**Prompt**:
All the lines below need to be output exactly, apart from any images.

**Given entries**:
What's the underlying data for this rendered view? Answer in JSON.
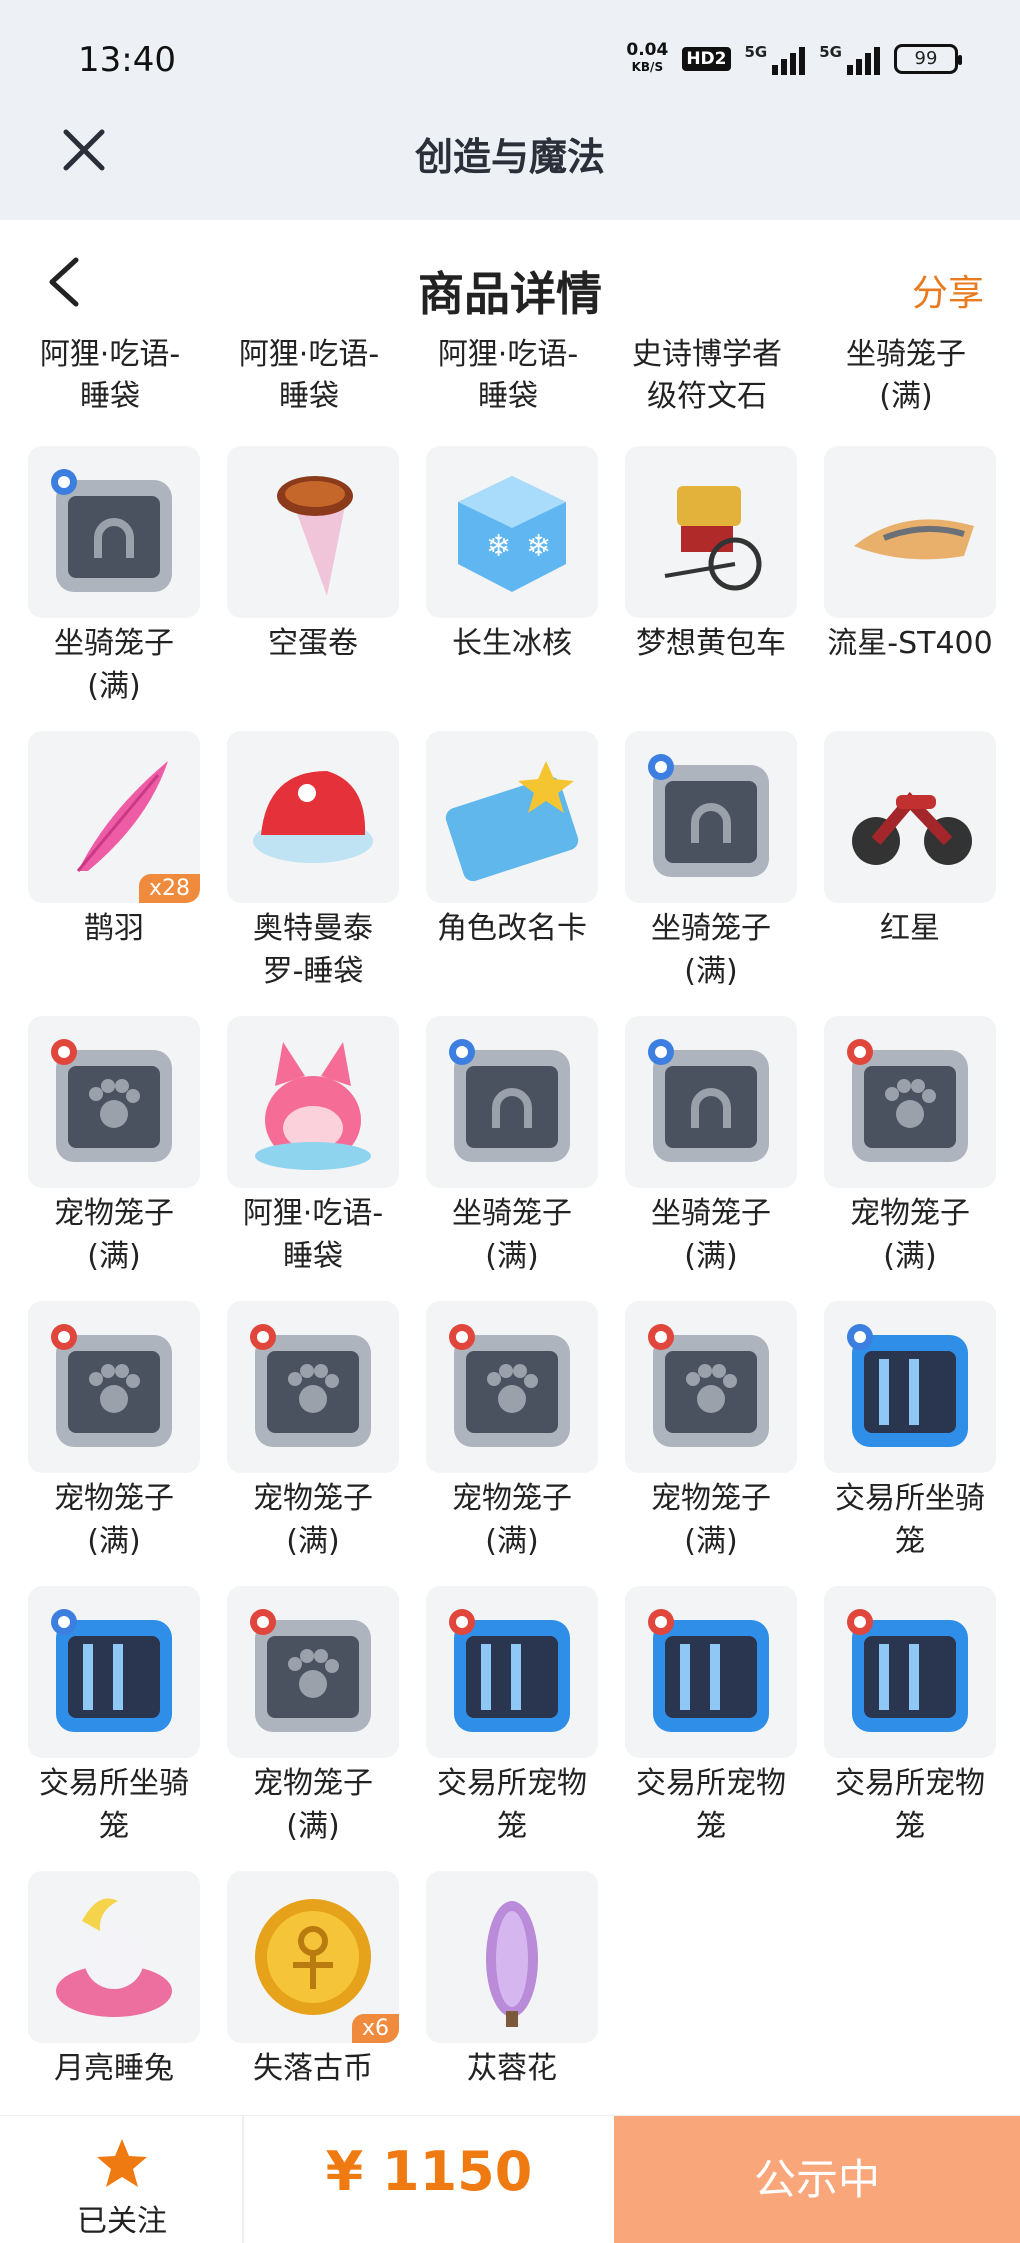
{
  "status_bar": {
    "time": "13:40",
    "net_speed_value": "0.04",
    "net_speed_unit": "KB/S",
    "hd_label": "HD2",
    "signal_1": "5G",
    "signal_2": "5G",
    "battery": "99"
  },
  "app_header": {
    "title": "创造与魔法",
    "close_icon": "close-icon"
  },
  "page_header": {
    "title": "商品详情",
    "share_label": "分享",
    "back_icon": "chevron-left-icon"
  },
  "partial_row": [
    {
      "name": "阿狸·吃语-\n睡袋"
    },
    {
      "name": "阿狸·吃语-\n睡袋"
    },
    {
      "name": "阿狸·吃语-\n睡袋"
    },
    {
      "name": "史诗博学者\n级符文石"
    },
    {
      "name": "坐骑笼子\n(满)"
    }
  ],
  "items": [
    {
      "name": "坐骑笼子\n(满)",
      "icon": "mount-cage-icon",
      "qty": ""
    },
    {
      "name": "空蛋卷",
      "icon": "ice-cream-cone-icon",
      "qty": ""
    },
    {
      "name": "长生冰核",
      "icon": "ice-cube-icon",
      "qty": ""
    },
    {
      "name": "梦想黄包车",
      "icon": "rickshaw-icon",
      "qty": ""
    },
    {
      "name": "流星-ST400",
      "icon": "hover-bike-icon",
      "qty": ""
    },
    {
      "name": "鹊羽",
      "icon": "pink-feather-icon",
      "qty": "x28"
    },
    {
      "name": "奥特曼泰\n罗-睡袋",
      "icon": "sleeping-bag-icon",
      "qty": ""
    },
    {
      "name": "角色改名卡",
      "icon": "rename-card-icon",
      "qty": ""
    },
    {
      "name": "坐骑笼子\n(满)",
      "icon": "mount-cage-icon",
      "qty": ""
    },
    {
      "name": "红星",
      "icon": "motorcycle-icon",
      "qty": ""
    },
    {
      "name": "宠物笼子\n(满)",
      "icon": "pet-cage-icon",
      "qty": ""
    },
    {
      "name": "阿狸·吃语-\n睡袋",
      "icon": "pink-fox-icon",
      "qty": ""
    },
    {
      "name": "坐骑笼子\n(满)",
      "icon": "mount-cage-icon",
      "qty": ""
    },
    {
      "name": "坐骑笼子\n(满)",
      "icon": "mount-cage-icon",
      "qty": ""
    },
    {
      "name": "宠物笼子\n(满)",
      "icon": "pet-cage-icon",
      "qty": ""
    },
    {
      "name": "宠物笼子\n(满)",
      "icon": "pet-cage-icon",
      "qty": ""
    },
    {
      "name": "宠物笼子\n(满)",
      "icon": "pet-cage-icon",
      "qty": ""
    },
    {
      "name": "宠物笼子\n(满)",
      "icon": "pet-cage-icon",
      "qty": ""
    },
    {
      "name": "宠物笼子\n(满)",
      "icon": "pet-cage-icon",
      "qty": ""
    },
    {
      "name": "交易所坐骑\n笼",
      "icon": "exchange-mount-cage-icon",
      "qty": ""
    },
    {
      "name": "交易所坐骑\n笼",
      "icon": "exchange-mount-cage-icon",
      "qty": ""
    },
    {
      "name": "宠物笼子\n(满)",
      "icon": "pet-cage-icon",
      "qty": ""
    },
    {
      "name": "交易所宠物\n笼",
      "icon": "exchange-pet-cage-icon",
      "qty": ""
    },
    {
      "name": "交易所宠物\n笼",
      "icon": "exchange-pet-cage-icon",
      "qty": ""
    },
    {
      "name": "交易所宠物\n笼",
      "icon": "exchange-pet-cage-icon",
      "qty": ""
    },
    {
      "name": "月亮睡兔",
      "icon": "moon-rabbit-icon",
      "qty": ""
    },
    {
      "name": "失落古币",
      "icon": "gold-coin-icon",
      "qty": "x6"
    },
    {
      "name": "苁蓉花",
      "icon": "purple-flower-icon",
      "qty": ""
    }
  ],
  "bottom_bar": {
    "follow_label": "已关注",
    "follow_icon": "star-icon",
    "price": "¥ 1150",
    "status_label": "公示中"
  },
  "colors": {
    "accent": "#e87a1f",
    "price": "#f07a12",
    "status_button": "#f9a77a",
    "qty_badge": "#f08a3c",
    "header_bg": "#edf1f6"
  }
}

**Output of the task**:
What's the underlying data for this rendered view? Answer in JSON.
{
  "status_bar": {
    "time": "13:40",
    "net_speed_value": "0.04",
    "net_speed_unit": "KB/S",
    "hd_label": "HD2",
    "signal_1": "5G",
    "signal_2": "5G",
    "battery": "99"
  },
  "app_header": {
    "title": "创造与魔法",
    "close_icon": "close-icon"
  },
  "page_header": {
    "title": "商品详情",
    "share_label": "分享",
    "back_icon": "chevron-left-icon"
  },
  "partial_row": [
    {
      "name": "阿狸·吃语-\n睡袋"
    },
    {
      "name": "阿狸·吃语-\n睡袋"
    },
    {
      "name": "阿狸·吃语-\n睡袋"
    },
    {
      "name": "史诗博学者\n级符文石"
    },
    {
      "name": "坐骑笼子\n(满)"
    }
  ],
  "items": [
    {
      "name": "坐骑笼子\n(满)",
      "icon": "mount-cage-icon",
      "qty": ""
    },
    {
      "name": "空蛋卷",
      "icon": "ice-cream-cone-icon",
      "qty": ""
    },
    {
      "name": "长生冰核",
      "icon": "ice-cube-icon",
      "qty": ""
    },
    {
      "name": "梦想黄包车",
      "icon": "rickshaw-icon",
      "qty": ""
    },
    {
      "name": "流星-ST400",
      "icon": "hover-bike-icon",
      "qty": ""
    },
    {
      "name": "鹊羽",
      "icon": "pink-feather-icon",
      "qty": "x28"
    },
    {
      "name": "奥特曼泰\n罗-睡袋",
      "icon": "sleeping-bag-icon",
      "qty": ""
    },
    {
      "name": "角色改名卡",
      "icon": "rename-card-icon",
      "qty": ""
    },
    {
      "name": "坐骑笼子\n(满)",
      "icon": "mount-cage-icon",
      "qty": ""
    },
    {
      "name": "红星",
      "icon": "motorcycle-icon",
      "qty": ""
    },
    {
      "name": "宠物笼子\n(满)",
      "icon": "pet-cage-icon",
      "qty": ""
    },
    {
      "name": "阿狸·吃语-\n睡袋",
      "icon": "pink-fox-icon",
      "qty": ""
    },
    {
      "name": "坐骑笼子\n(满)",
      "icon": "mount-cage-icon",
      "qty": ""
    },
    {
      "name": "坐骑笼子\n(满)",
      "icon": "mount-cage-icon",
      "qty": ""
    },
    {
      "name": "宠物笼子\n(满)",
      "icon": "pet-cage-icon",
      "qty": ""
    },
    {
      "name": "宠物笼子\n(满)",
      "icon": "pet-cage-icon",
      "qty": ""
    },
    {
      "name": "宠物笼子\n(满)",
      "icon": "pet-cage-icon",
      "qty": ""
    },
    {
      "name": "宠物笼子\n(满)",
      "icon": "pet-cage-icon",
      "qty": ""
    },
    {
      "name": "宠物笼子\n(满)",
      "icon": "pet-cage-icon",
      "qty": ""
    },
    {
      "name": "交易所坐骑\n笼",
      "icon": "exchange-mount-cage-icon",
      "qty": ""
    },
    {
      "name": "交易所坐骑\n笼",
      "icon": "exchange-mount-cage-icon",
      "qty": ""
    },
    {
      "name": "宠物笼子\n(满)",
      "icon": "pet-cage-icon",
      "qty": ""
    },
    {
      "name": "交易所宠物\n笼",
      "icon": "exchange-pet-cage-icon",
      "qty": ""
    },
    {
      "name": "交易所宠物\n笼",
      "icon": "exchange-pet-cage-icon",
      "qty": ""
    },
    {
      "name": "交易所宠物\n笼",
      "icon": "exchange-pet-cage-icon",
      "qty": ""
    },
    {
      "name": "月亮睡兔",
      "icon": "moon-rabbit-icon",
      "qty": ""
    },
    {
      "name": "失落古币",
      "icon": "gold-coin-icon",
      "qty": "x6"
    },
    {
      "name": "苁蓉花",
      "icon": "purple-flower-icon",
      "qty": ""
    }
  ],
  "bottom_bar": {
    "follow_label": "已关注",
    "follow_icon": "star-icon",
    "price": "¥ 1150",
    "status_label": "公示中"
  },
  "colors": {
    "accent": "#e87a1f",
    "price": "#f07a12",
    "status_button": "#f9a77a",
    "qty_badge": "#f08a3c",
    "header_bg": "#edf1f6"
  }
}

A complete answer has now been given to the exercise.